By Anjali Menon
Monday, April 4th, 2011
Haley White ’12 has been selected as the University’s sole 2011 Truman Scholar. The Harry S. Truman Scholarship Foundation announced the 60 winners in a press release last Thursday.
The competitive scholarship, established by Congress in 1975 in memory of President Harry S. Truman, grants up to $30,000 for graduate studies to college juniors who have demonstrated a clear commitment to a career in government or public service.
For White, a Wilson School major, the preparation began last September when she applied to be one of the University’s four nominees for the Truman scholarship. After being nominated, she submitted an application to the foundation and was chosen as one of 197 finalists. The process culminated in an intensive 20-minute interview before a panel of five judges, which tested an individual’s ability to produce innovative policy solutions and speak intelligently about various issues under time constraints and mental pressure.

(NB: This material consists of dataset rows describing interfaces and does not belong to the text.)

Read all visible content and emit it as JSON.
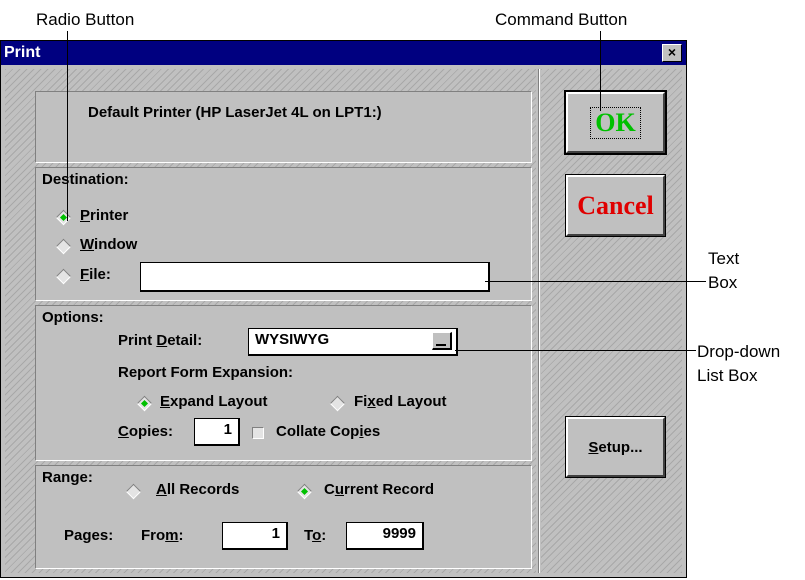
{
  "callouts": {
    "radio_button": "Radio Button",
    "command_button": "Command Button",
    "text_box_line1": "Text",
    "text_box_line2": "Box",
    "dropdown_line1": "Drop-down",
    "dropdown_line2": "List Box"
  },
  "dialog": {
    "title": "Print",
    "close_glyph": "×",
    "default_printer": "Default Printer (HP LaserJet 4L on LPT1:)"
  },
  "destination": {
    "label": "Destination:",
    "printer": {
      "text": "rinter",
      "mnemonic": "P",
      "selected": true
    },
    "window": {
      "text": "indow",
      "mnemonic": "W",
      "selected": false
    },
    "file": {
      "text": "ile:",
      "mnemonic": "F",
      "selected": false
    },
    "file_value": ""
  },
  "options": {
    "label": "Options:",
    "print_detail_prefix": "Print ",
    "print_detail_mnemonic": "D",
    "print_detail_suffix": "etail:",
    "print_detail_value": "WYSIWYG",
    "expansion_label": "Report Form Expansion:",
    "expand_mnemonic": "E",
    "expand_text": "xpand Layout",
    "expand_selected": true,
    "fixed_prefix": "Fi",
    "fixed_mnemonic": "x",
    "fixed_suffix": "ed Layout",
    "fixed_selected": false,
    "copies_mnemonic": "C",
    "copies_suffix": "opies:",
    "copies_value": "1",
    "collate_prefix": "Collate Cop",
    "collate_mnemonic": "i",
    "collate_suffix": "es",
    "collate_checked": false
  },
  "range": {
    "label": "Range:",
    "all_mnemonic": "A",
    "all_text": "ll Records",
    "all_selected": false,
    "current_prefix": "C",
    "current_mnemonic": "u",
    "current_suffix": "rrent Record",
    "current_selected": true,
    "pages_label": "Pages:",
    "from_prefix": "Fro",
    "from_mnemonic": "m",
    "from_suffix": ":",
    "from_value": "1",
    "to_prefix": "T",
    "to_mnemonic": "o",
    "to_suffix": ":",
    "to_value": "9999"
  },
  "buttons": {
    "ok": "OK",
    "ok_color": "#00c000",
    "cancel": "Cancel",
    "cancel_color": "#e00000",
    "setup_mnemonic": "S",
    "setup_suffix": "etup..."
  }
}
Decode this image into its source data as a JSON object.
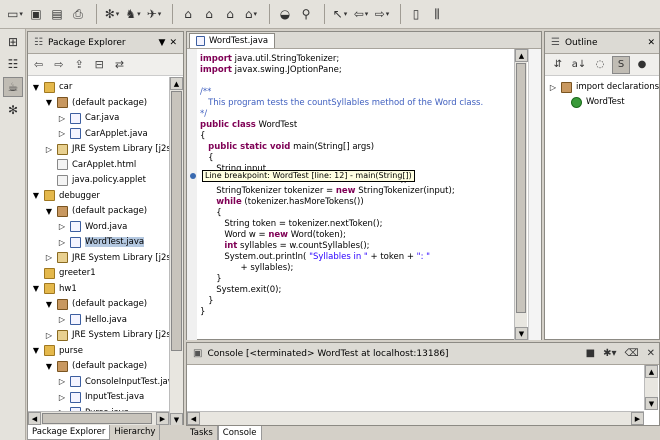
{
  "toolbar": {
    "buttons": [
      "new-wizard-icon",
      "save-icon",
      "save-all-icon",
      "print-icon",
      "debug-icon",
      "run-icon",
      "external-tools-icon",
      "new-java-project-icon",
      "new-package-icon",
      "new-class-icon",
      "new-interface-icon",
      "open-type-icon",
      "search-icon",
      "back-icon",
      "forward-icon",
      "prev-annotation-icon",
      "next-annotation-icon",
      "perspective-icon"
    ]
  },
  "package_explorer": {
    "title": "Package Explorer",
    "tree": [
      {
        "indent": 0,
        "twisty": "▼",
        "icon": "folder",
        "label": "car"
      },
      {
        "indent": 1,
        "twisty": "▼",
        "icon": "pkg",
        "label": "(default package)"
      },
      {
        "indent": 2,
        "twisty": "▷",
        "icon": "java",
        "label": "Car.java"
      },
      {
        "indent": 2,
        "twisty": "▷",
        "icon": "java",
        "label": "CarApplet.java"
      },
      {
        "indent": 1,
        "twisty": "▷",
        "icon": "lib",
        "label": "JRE System Library [j2sd"
      },
      {
        "indent": 1,
        "twisty": "",
        "icon": "html",
        "label": "CarApplet.html"
      },
      {
        "indent": 1,
        "twisty": "",
        "icon": "html",
        "label": "java.policy.applet"
      },
      {
        "indent": 0,
        "twisty": "▼",
        "icon": "folder",
        "label": "debugger"
      },
      {
        "indent": 1,
        "twisty": "▼",
        "icon": "pkg",
        "label": "(default package)"
      },
      {
        "indent": 2,
        "twisty": "▷",
        "icon": "java",
        "label": "Word.java"
      },
      {
        "indent": 2,
        "twisty": "▷",
        "icon": "java",
        "label": "WordTest.java",
        "selected": true
      },
      {
        "indent": 1,
        "twisty": "▷",
        "icon": "lib",
        "label": "JRE System Library [j2sd"
      },
      {
        "indent": 0,
        "twisty": "",
        "icon": "folder",
        "label": "greeter1"
      },
      {
        "indent": 0,
        "twisty": "▼",
        "icon": "folder",
        "label": "hw1"
      },
      {
        "indent": 1,
        "twisty": "▼",
        "icon": "pkg",
        "label": "(default package)"
      },
      {
        "indent": 2,
        "twisty": "▷",
        "icon": "java",
        "label": "Hello.java"
      },
      {
        "indent": 1,
        "twisty": "▷",
        "icon": "lib",
        "label": "JRE System Library [j2sd"
      },
      {
        "indent": 0,
        "twisty": "▼",
        "icon": "folder",
        "label": "purse"
      },
      {
        "indent": 1,
        "twisty": "▼",
        "icon": "pkg",
        "label": "(default package)"
      },
      {
        "indent": 2,
        "twisty": "▷",
        "icon": "java",
        "label": "ConsoleInputTest.java"
      },
      {
        "indent": 2,
        "twisty": "▷",
        "icon": "java",
        "label": "InputTest.java"
      },
      {
        "indent": 2,
        "twisty": "▷",
        "icon": "java",
        "label": "Purse.java"
      }
    ],
    "bottom_tabs": [
      "Package Explorer",
      "Hierarchy"
    ]
  },
  "editor": {
    "tab": "WordTest.java",
    "lines": [
      [
        [
          "kw",
          "import"
        ],
        [
          "",
          "java.util.StringTokenizer;"
        ]
      ],
      [
        [
          "kw",
          "import"
        ],
        [
          "",
          "javax.swing.JOptionPane;"
        ]
      ],
      [],
      [
        [
          "cm",
          "/**"
        ]
      ],
      [
        [
          "cm",
          "   This program tests the countSyllables method of the Word class."
        ]
      ],
      [
        [
          "cm",
          "*/"
        ]
      ],
      [
        [
          "kw",
          "public class"
        ],
        [
          "",
          "WordTest"
        ]
      ],
      [
        [
          "",
          "{"
        ]
      ],
      [
        [
          "",
          "   "
        ],
        [
          "kw",
          "public static void"
        ],
        [
          "",
          "main(String[] args)"
        ]
      ],
      [
        [
          "",
          "   {"
        ]
      ],
      [
        [
          "",
          "      String input"
        ]
      ],
      [
        [
          "",
          "                                                                tence\");"
        ]
      ],
      [
        [
          "",
          "      StringTokenizer tokenizer = "
        ],
        [
          "kw",
          "new"
        ],
        [
          "",
          "StringTokenizer(input);"
        ]
      ],
      [
        [
          "",
          "      "
        ],
        [
          "kw",
          "while"
        ],
        [
          "",
          "(tokenizer.hasMoreTokens())"
        ]
      ],
      [
        [
          "",
          "      {"
        ]
      ],
      [
        [
          "",
          "         String token = tokenizer.nextToken();"
        ]
      ],
      [
        [
          "",
          "         Word w = "
        ],
        [
          "kw",
          "new"
        ],
        [
          "",
          "Word(token);"
        ]
      ],
      [
        [
          "",
          "         "
        ],
        [
          "kw",
          "int"
        ],
        [
          "",
          "syllables = w.countSyllables();"
        ]
      ],
      [
        [
          "",
          "         System.out.println("
        ],
        [
          "st",
          "\"Syllables in \""
        ],
        [
          "",
          "+ token + "
        ],
        [
          "st",
          "\": \""
        ]
      ],
      [
        [
          "",
          "               + syllables);"
        ]
      ],
      [
        [
          "",
          "      }"
        ]
      ],
      [
        [
          "",
          "      System.exit(0);"
        ]
      ],
      [
        [
          "",
          "   }"
        ]
      ],
      [
        [
          "",
          "}"
        ]
      ]
    ],
    "tooltip": "Line breakpoint: WordTest [line: 12] - main(String[])"
  },
  "outline": {
    "title": "Outline",
    "items": [
      {
        "twisty": "▷",
        "icon": "import-declarations-icon",
        "label": "import declarations",
        "indent": 0
      },
      {
        "twisty": "",
        "icon": "class-icon",
        "label": "WordTest",
        "indent": 1
      }
    ]
  },
  "console": {
    "title": "Console [<terminated> WordTest at localhost:13186]"
  },
  "bottom_tabs": [
    "Tasks",
    "Console"
  ]
}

“At one point, one woman asked me, ‘You’ve traveled to all of these countries. Clearly, you’ve had a very privileged life. Do you really think you can understand poor people?’ You know, this was an awkward, big question,” White reflected.
White is also a former opinion columnist for the ‘Prince.'
White chose to take a gap year before her freshman year so she could enter Princeton with a clear mind and focus. She spent the fall working on a farm for Heifer International and later moved to a street market in Ecuador to work on an outreach program with an educational nongovernmental organization.
“It really just shaped my interests before I came to college,” White explained of her travel experiences. “Particularly, from these two experiences, I was really compelled by this idea of food. It is a necessary good, and we have so much trouble producing it.”
These experiences were especially helpful during her freshman writing seminar WRI 142: Refugees, Immigrants, and Social Justice, and her final research paper, which explored “so-called low-intensity conflict and drug-smuggling as factors in forced migration” was among the “most original paper topics,” lecturer in the Princeton Writing Program William Westerman, who taught White’s class, said in an email.
“The debates we had in Cafe Viv [on whether the exonerated Uyghurs in Guantanamo could qualify as Geneva Convention refugees] were some of the most challenging and fun moments I have ever had teaching,” he added. “Obviously I’m thrilled for her and very proud to be associated with her. But in her case, it’s also gratifying to see that they have not only recognized someone with a unique outlook on the world, but an outspoken commitment to social justice in ways that are going to challenge the status quo.”
In the summer after her sophomore year, she received a Dale Award to live with subsistence farmers in Central America, which later supported the research she conducted for her fall Junior Paper on agriculture and food security issues in Yemen.
Her junior advisor, Wilson School lecturer and former ambassador to Yemen Barbara Bodine, called White a “stand-out” in her fall policy task force on Yemen.
“Her issue — food security — is critical to an understanding of the structural problems facing Yemen and clearly articulated, innovative yet practical recommendations were critical to the crafting of a credible Joint Report,” Bodine said in an email. “Haley made a strong and persuasive case that the newly-instituted Feed the Future Initiative, managed by USAID and USDA, was an appropriate programmatic framework for [U.S. government] assistance,” she added.
Bodine has drawn on this research on Feed the Future in Yemen for her own diplomatic work with the U.S. Department of State.
Last winter, White was invited to be a delegate to the U.N. Commission of Social Development as a representative for the NGO SustainUS.
In addition to her academic work, White is also an advocate for public service and social development on campus. In addition to being co-chair of the Pace Council, which advises and connects student civic engagement leaders on campus, White is on the Priorities Committee that makes budgetary recommendations and led her own Breakout Princeton Civic Action Trip, which studied poverty and economic development in Buffalo, N.Y., the city with the third-highest poverty rate in the country.
White is also known on campus for spearheading the Banana Project, which campaigned for the bananas stocked by Dining Services to be replaced with Fair Trade-certified ones. She was inspired for the project by her participation in an earlier Breakout trip to Immokalee, Fla., that studied immigrants working in the tomato industry.
When asked whether she plans to pursue a career in government, White said she prefers more “nontraditional” means of getting things done. She also said she would like to be working actively in the field.
“I am interested in the idea of social enterprise,” she explained. “How do you take a social problem and find a profit mechanism that makes a solution sustainable? ... I could see myself working at a consulting firm that has opened up a social enterprise division or for an agricultural NGO.”